WHAT THE TASK REQUIRES ▸ Which lines of the data below hold "Daily"? Copy each of them.

Start of DATASET RECORDS

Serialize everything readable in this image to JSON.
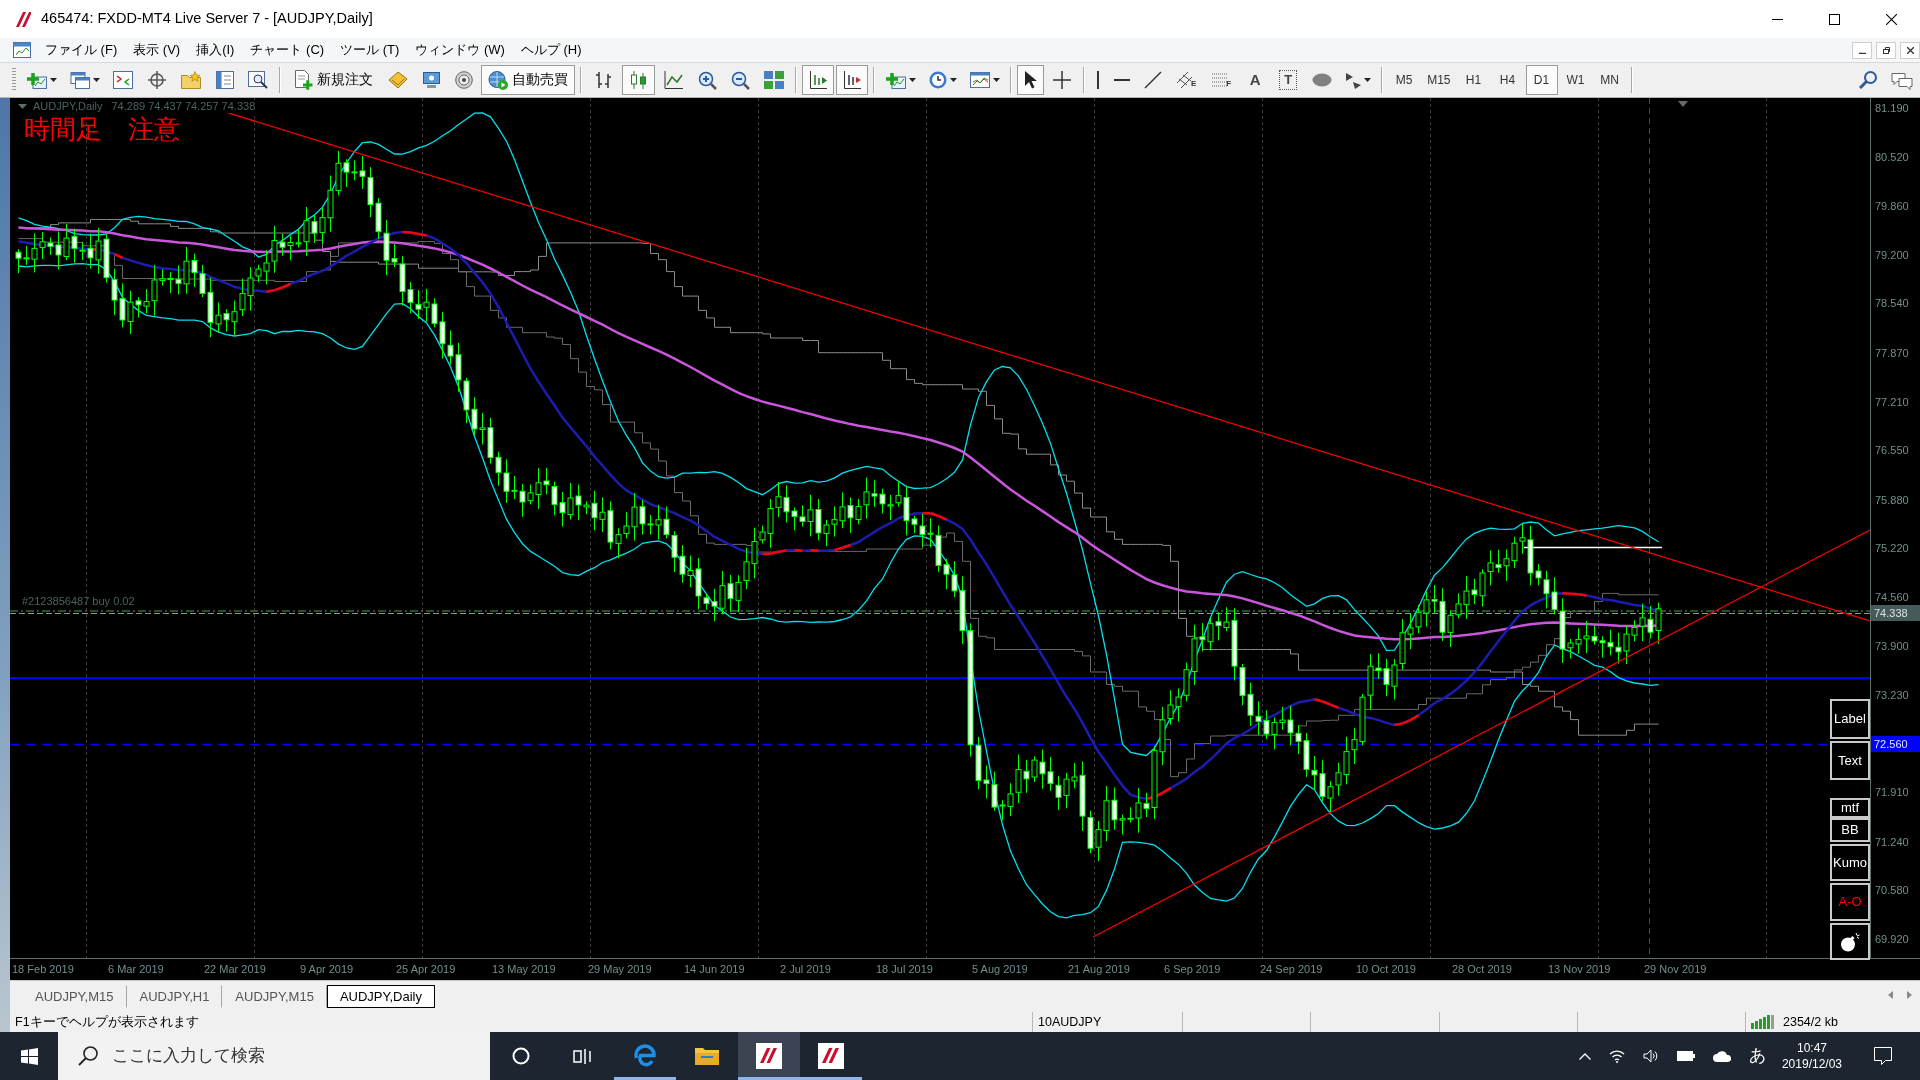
{
  "window": {
    "title": "465474: FXDD-MT4 Live Server 7 - [AUDJPY,Daily]"
  },
  "menu": [
    "ファイル (F)",
    "表示 (V)",
    "挿入(I)",
    "チャート (C)",
    "ツール (T)",
    "ウィンドウ (W)",
    "ヘルプ (H)"
  ],
  "toolbar": {
    "new_order": "新規注文",
    "autotrading": {
      "label": "自動売買",
      "on": true
    },
    "chart_types": [
      {
        "selected": false
      },
      {
        "selected": true
      },
      {
        "selected": false
      }
    ],
    "view_toggles": [
      {
        "on": true
      },
      {
        "on": true
      }
    ],
    "pointer_tools": [
      {
        "selected": true
      },
      {
        "selected": false
      }
    ],
    "channel_mark": "E",
    "fibo_mark": "F",
    "text_tool": "A",
    "label_tool": "T",
    "timeframes": [
      {
        "label": "M5",
        "selected": false
      },
      {
        "label": "M15",
        "selected": false
      },
      {
        "label": "H1",
        "selected": false
      },
      {
        "label": "H4",
        "selected": false
      },
      {
        "label": "D1",
        "selected": true
      },
      {
        "label": "W1",
        "selected": false
      },
      {
        "label": "MN",
        "selected": false
      }
    ]
  },
  "chart": {
    "symbol": "AUDJPY,Daily",
    "ohlc": "74.289 74.437 74.257 74.338",
    "note": "時間足　注意",
    "order_label": "#2123856487 buy 0.02",
    "price_ticks": [
      "81.190",
      "80.520",
      "79.860",
      "79.200",
      "78.540",
      "77.870",
      "77.210",
      "76.550",
      "75.880",
      "75.220",
      "74.560",
      "73.900",
      "73.230",
      "71.910",
      "71.240",
      "70.580",
      "69.920"
    ],
    "price_tags": [
      {
        "kind": "bid",
        "label": "74.338"
      },
      {
        "kind": "level",
        "label": "72.560"
      }
    ],
    "date_ticks": [
      "18 Feb 2019",
      "6 Mar 2019",
      "22 Mar 2019",
      "9 Apr 2019",
      "25 Apr 2019",
      "13 May 2019",
      "29 May 2019",
      "14 Jun 2019",
      "2 Jul 2019",
      "18 Jul 2019",
      "5 Aug 2019",
      "21 Aug 2019",
      "6 Sep 2019",
      "24 Sep 2019",
      "10 Oct 2019",
      "28 Oct 2019",
      "13 Nov 2019",
      "29 Nov 2019"
    ],
    "side_buttons": [
      {
        "label": "Label",
        "color": "#ffffff"
      },
      {
        "label": "Text",
        "color": "#ffffff"
      },
      {
        "label": "mtf",
        "color": "#ffffff"
      },
      {
        "label": "BB",
        "color": "#ffffff"
      },
      {
        "label": "Kumo",
        "color": "#ffffff"
      },
      {
        "label": "A-O",
        "color": "#ff0000"
      }
    ]
  },
  "tabs": [
    {
      "label": "AUDJPY,M15",
      "selected": false
    },
    {
      "label": "AUDJPY,H1",
      "selected": false
    },
    {
      "label": "AUDJPY,M15",
      "selected": false
    },
    {
      "label": "AUDJPY,Daily",
      "selected": true
    }
  ],
  "status_bar": {
    "help": "F1キーでヘルプが表示されます",
    "profile": "10AUDJPY",
    "traffic": "2354/2 kb"
  },
  "taskbar": {
    "search": {
      "placeholder": "ここに入力して検索"
    },
    "apps": [
      {
        "running": true,
        "selected": false
      },
      {
        "running": false,
        "selected": false
      },
      {
        "running": true,
        "selected": true
      },
      {
        "running": true,
        "selected": false
      }
    ],
    "ime": "あ",
    "time": "10:47",
    "date": "2019/12/03"
  }
}
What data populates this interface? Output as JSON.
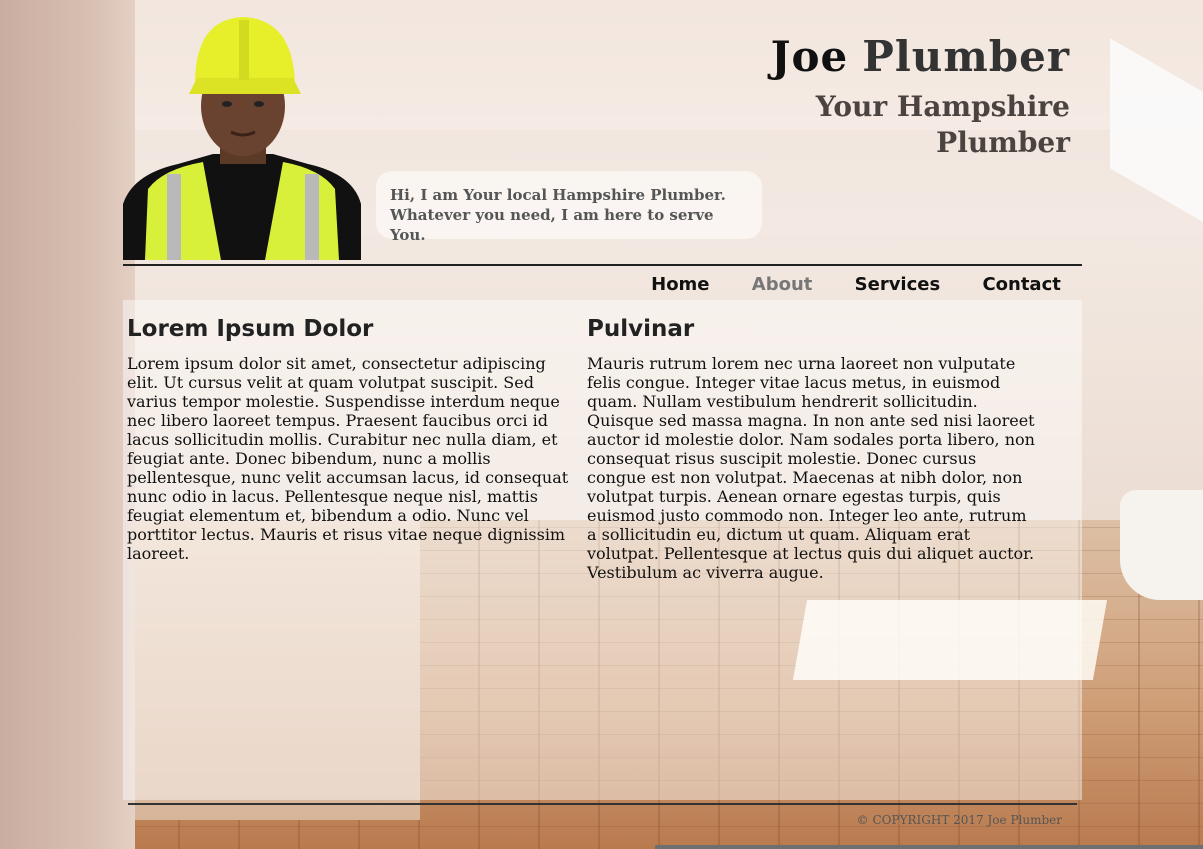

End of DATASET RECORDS

YOUR RESPONSE ▸
    "title": "465474: FXDD-MT4 Live Server 7 - [AUDJPY,Daily]"
    "symbol": "AUDJPY,Daily",
      "label": "AUDJPY,Daily",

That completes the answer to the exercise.